As the U.S. Conference of Catholic Bishops gets set to meet next month in Dallas to hammer out a policy on how to deal with priests who sexually abuse children, one Long Island rabbi is offering his help and empathy.
"We in the Jewish community feel the pain of the Catholic Church," said Rabbi Jeffrey Salkin of The Community Synagogue in Port Washington, L.I., and a vice president of the Long Island Board of Rabbis.
"We pray that God will continue to strengthen the faith of Catholics, and help the Church to heal itself. If there was a way to do so, the American rabbinate would consider it a privilege to help our colleagues in the Catholic clergy."
Rabbi Salkin spoke recently at a dedication of a Yom HaShoah menorah being placed permanently at the Seminary of the Immaculate Conception in Huntington.
Last week, Pope John Paul II and a delegation of American cardinals grappled with the Church’s national priest sexual abuse scandal. The meeting resulted in what some were calling a mixed message: A "zero-tolerance" policy toward new offenses but a less-clear approach to those guilty of a few past offenses.
Observers are looking to the Dallas meeting to resolve the two messages.
Rabbi Salkin, who holds a doctor of ministry degree from Princeton Theological Seminary, said, "because there were Catholic priests in [the Princeton] program, we had some very heartfelt discussion of celibacy. While it is clearly something outside the boundaries of Jewish practice, I came to understand the sacrifices involved in this choice."
Rabbi Salkin said "the issue goes beyond pedophilia. On its basic level, it revolves around transference and counter-transference of power," which he defined as when a congregant relates to the pastor in a way that inappropriately replicates other relationships in the congregant’s life, or when the pastor inappropriately plays out a relationship from somewhere else in his life."

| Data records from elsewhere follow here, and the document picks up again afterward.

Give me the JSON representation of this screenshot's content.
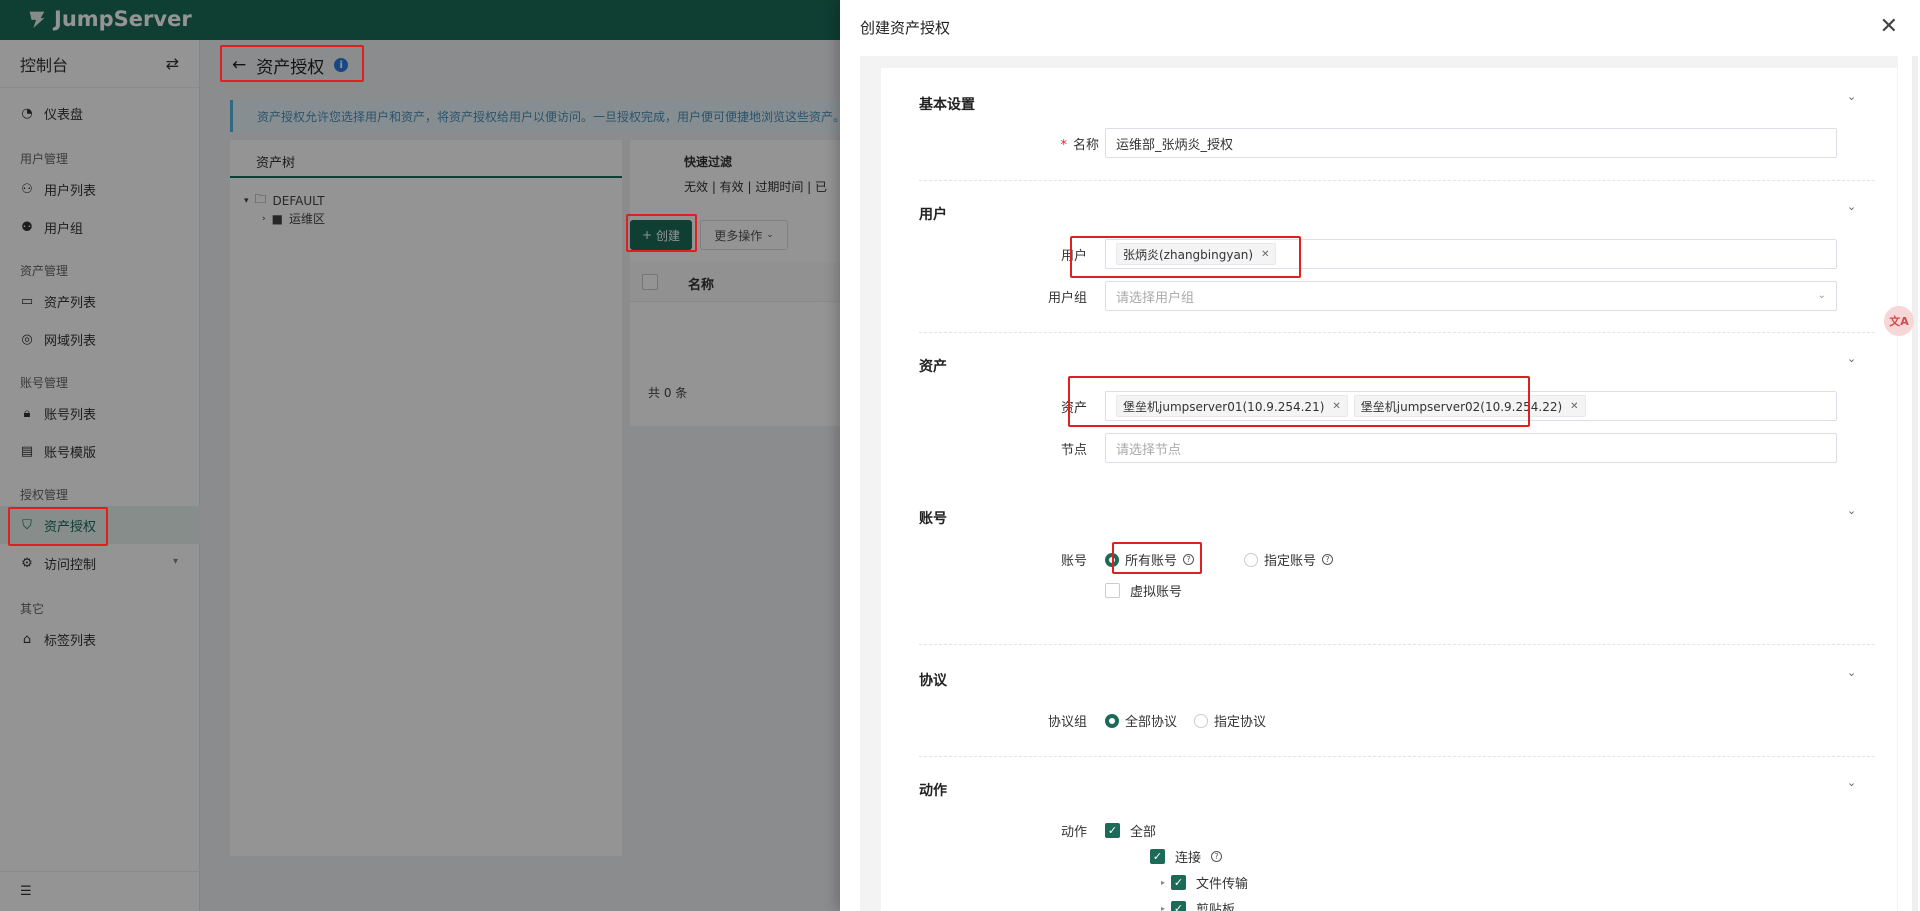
{
  "app": {
    "brand": "JumpServer"
  },
  "sidebar": {
    "title": "控制台",
    "items": [
      {
        "label": "仪表盘",
        "icon": "dashboard-icon"
      },
      {
        "label": "用户列表",
        "icon": "user-icon"
      },
      {
        "label": "用户组",
        "icon": "user-group-icon"
      },
      {
        "label": "资产列表",
        "icon": "monitor-icon"
      },
      {
        "label": "网域列表",
        "icon": "location-icon"
      },
      {
        "label": "账号列表",
        "icon": "lock-icon"
      },
      {
        "label": "账号模版",
        "icon": "template-icon"
      },
      {
        "label": "资产授权",
        "icon": "shield-icon"
      },
      {
        "label": "访问控制",
        "icon": "gear-icon"
      },
      {
        "label": "标签列表",
        "icon": "tag-icon"
      }
    ],
    "groups": [
      "用户管理",
      "资产管理",
      "账号管理",
      "授权管理",
      "其它"
    ]
  },
  "page": {
    "title": "资产授权",
    "notice": "资产授权允许您选择用户和资产，将资产授权给用户以便访问。一旦授权完成，用户便可便捷地浏览这些资产。",
    "tree_title": "资产树",
    "tree_root": "DEFAULT",
    "tree_child": "运维区",
    "quick_filter_title": "快速过滤",
    "quick_filters": "无效 | 有效 | 过期时间 | 已",
    "create_label": "创建",
    "more_label": "更多操作",
    "col_name": "名称",
    "total": "共 0 条"
  },
  "drawer": {
    "title": "创建资产授权",
    "sections": {
      "basic": "基本设置",
      "user": "用户",
      "asset": "资产",
      "account": "账号",
      "protocol": "协议",
      "action": "动作"
    },
    "fields": {
      "name_label": "名称",
      "name_value": "运维部_张炳炎_授权",
      "users_label": "用户",
      "users": [
        "张炳炎(zhangbingyan)"
      ],
      "user_groups_label": "用户组",
      "user_groups_placeholder": "请选择用户组",
      "assets_label": "资产",
      "assets": [
        "堡垒机jumpserver01(10.9.254.21)",
        "堡垒机jumpserver02(10.9.254.22)"
      ],
      "nodes_label": "节点",
      "nodes_placeholder": "请选择节点",
      "accounts_label": "账号",
      "account_all": "所有账号",
      "account_specified": "指定账号",
      "virtual_account": "虚拟账号",
      "protocol_group_label": "协议组",
      "protocol_all": "全部协议",
      "protocol_specified": "指定协议",
      "action_label": "动作",
      "action_all": "全部",
      "action_connect": "连接",
      "action_transfer": "文件传输",
      "action_clipboard": "剪贴板"
    },
    "account_mode": "所有账号",
    "protocol_mode": "全部协议"
  },
  "colors": {
    "brand": "#1b6b58",
    "highlight": "#e02020"
  }
}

He said the issue crosses religions, and clerics of all faiths could benefit by tackling the issue together.